Over a third of unemployed Americans are still long-term unemployed, and their government benefits expired more than a month ago.
The number of long-term unemployed, on the other hand, has been declining and hit its lowest level in a year last month.
According to the US Bureau of Labor Statistics, 2.7 million people — 34.5 percent of unemployed Americans — were long-term unemployed in September. This is a term of unemployment that lasts at least six months and generally exposes households to increased financial risk.
As the economic recovery continues, the number and share of long-term unemployed were at their lowest levels since September and October 2020, respectively.
They’ve also decreased dramatically from pandemic-era highs in March 2021, when nearly 4.3 million people (43.4 percent of all unemployed workers) were classified as long-term unemployed.
“The number of long-term unemployed has decreased by 1.3 million in the last three months,” said Brian Deese, director of the White House’s National Economic Council. “This is the greatest three-month fall recorded by the [Bureau of Labor Statistics] since 1948.”
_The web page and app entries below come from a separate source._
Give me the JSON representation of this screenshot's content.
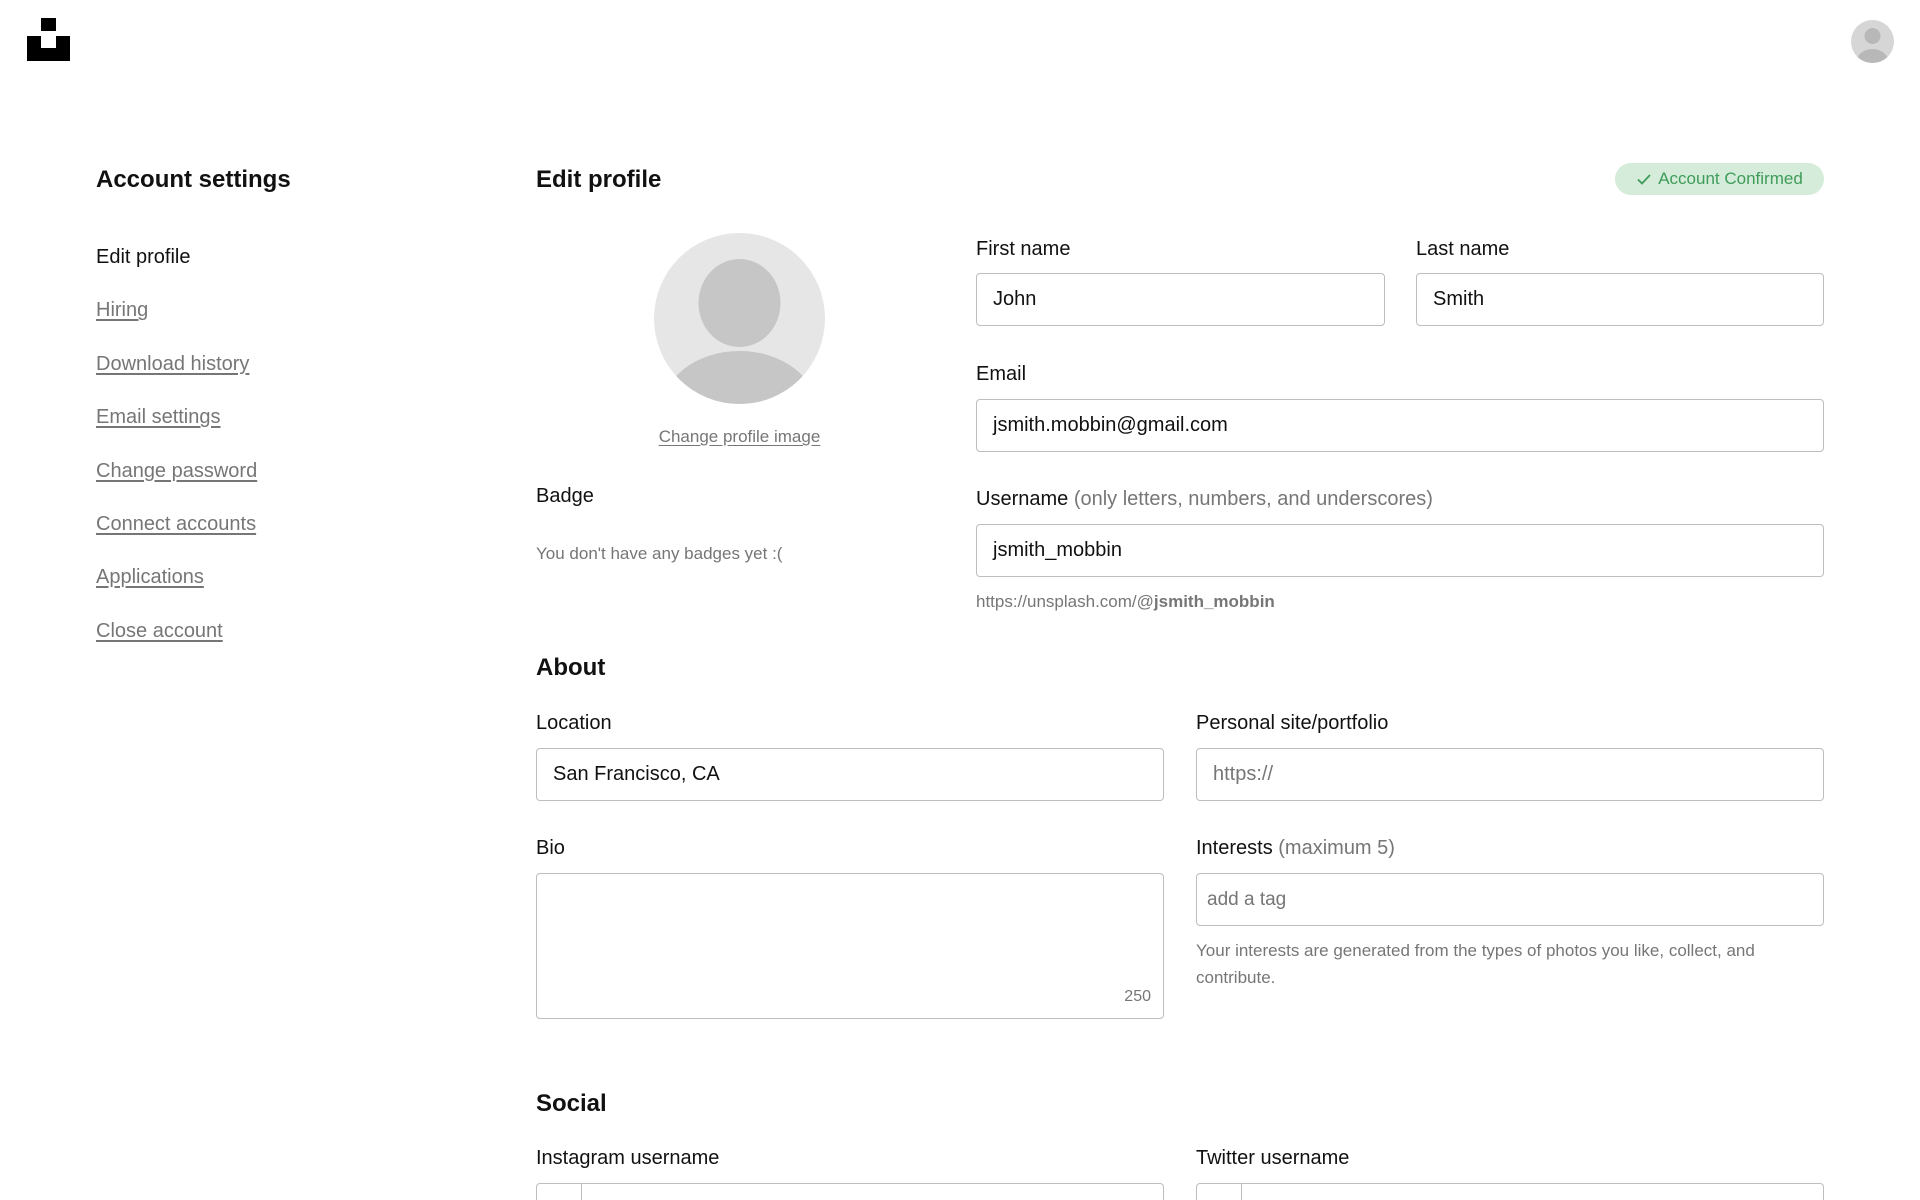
{
  "header": {
    "logo_icon": "unsplash-logo-icon",
    "avatar_icon": "user-avatar-icon"
  },
  "sidebar": {
    "title": "Account settings",
    "items": [
      {
        "label": "Edit profile",
        "active": true
      },
      {
        "label": "Hiring"
      },
      {
        "label": "Download history"
      },
      {
        "label": "Email settings"
      },
      {
        "label": "Change password"
      },
      {
        "label": "Connect accounts"
      },
      {
        "label": "Applications"
      },
      {
        "label": "Close account"
      }
    ]
  },
  "main": {
    "title": "Edit profile",
    "status_badge": "Account Confirmed",
    "change_image_label": "Change profile image",
    "badge": {
      "label": "Badge",
      "empty_text": "You don't have any badges yet :("
    },
    "first_name": {
      "label": "First name",
      "value": "John"
    },
    "last_name": {
      "label": "Last name",
      "value": "Smith"
    },
    "email": {
      "label": "Email",
      "value": "jsmith.mobbin@gmail.com"
    },
    "username": {
      "label": "Username",
      "hint": "(only letters, numbers, and underscores)",
      "value": "jsmith_mobbin",
      "url_prefix": "https://unsplash.com/@",
      "url_handle": "jsmith_mobbin"
    }
  },
  "about": {
    "title": "About",
    "location": {
      "label": "Location",
      "value": "San Francisco, CA"
    },
    "personal_site": {
      "label": "Personal site/portfolio",
      "placeholder": "https://"
    },
    "bio": {
      "label": "Bio",
      "counter": "250"
    },
    "interests": {
      "label": "Interests",
      "hint": "(maximum 5)",
      "placeholder": "add a tag",
      "help": "Your interests are generated from the types of photos you like, collect, and contribute."
    }
  },
  "social": {
    "title": "Social",
    "instagram": {
      "label": "Instagram username"
    },
    "twitter": {
      "label": "Twitter username"
    }
  },
  "colors": {
    "badge_bg": "#d4ecd9",
    "badge_text": "#3f9c5a",
    "muted_text": "#767676",
    "field_border": "#bdbdbd"
  }
}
There are, however, 1.6 million more long-term unemployed than there were prior to the pandemic. These households are no longer eligible for federal income assistance, which expired on Labor Day.
Long-term unemployed individuals are frequently ineligible for state unemployment benefits, which run up to 26 weeks. Congress, on the other hand, had permitted federal compensation for such individuals once their state assistance expired. This aided in stabilizing household finances, which could have deteriorated dramatically otherwise.
Congress once again declined to extend benefits. (It had previously approved two additional extensions following the CARES Act in December 2020 and March 2021.)
Apart from lost income, labor economists report that long-term jobless people often have a harder time finding new work. Their long-term earning potential is often diminished, and they stand a greater likelihood of job loss in the future.
According to the September jobs data, the Covid delta variant wave slowed employment growth, possibly due to hiring cuts in response to weak consumer demand or workers’ reluctance to assume in-person jobs due to health concerns. Additionally, research suggested that unemployment benefits were not discouraging people from seeking job.
The US Department of Labor released a report on Thursday showing a decline in the number of persons seeking unemployment benefits. Benefit claims plummeted to their lowest level since March 14, 2020, during the pandemic’s early stages.
This indicates that the labor market is improving, as Covid infections have declined from their recent peak, which may make it easier for long-term unemployed to obtain work. Certain specialists continue to sound the alarm.
“With job postings remaining high, the fundamentals for economic recovery remain favorable, but progress in finding quality jobs is taking longer than anticipated,” said Andrew Stettner, a senior fellow at The Century Foundation.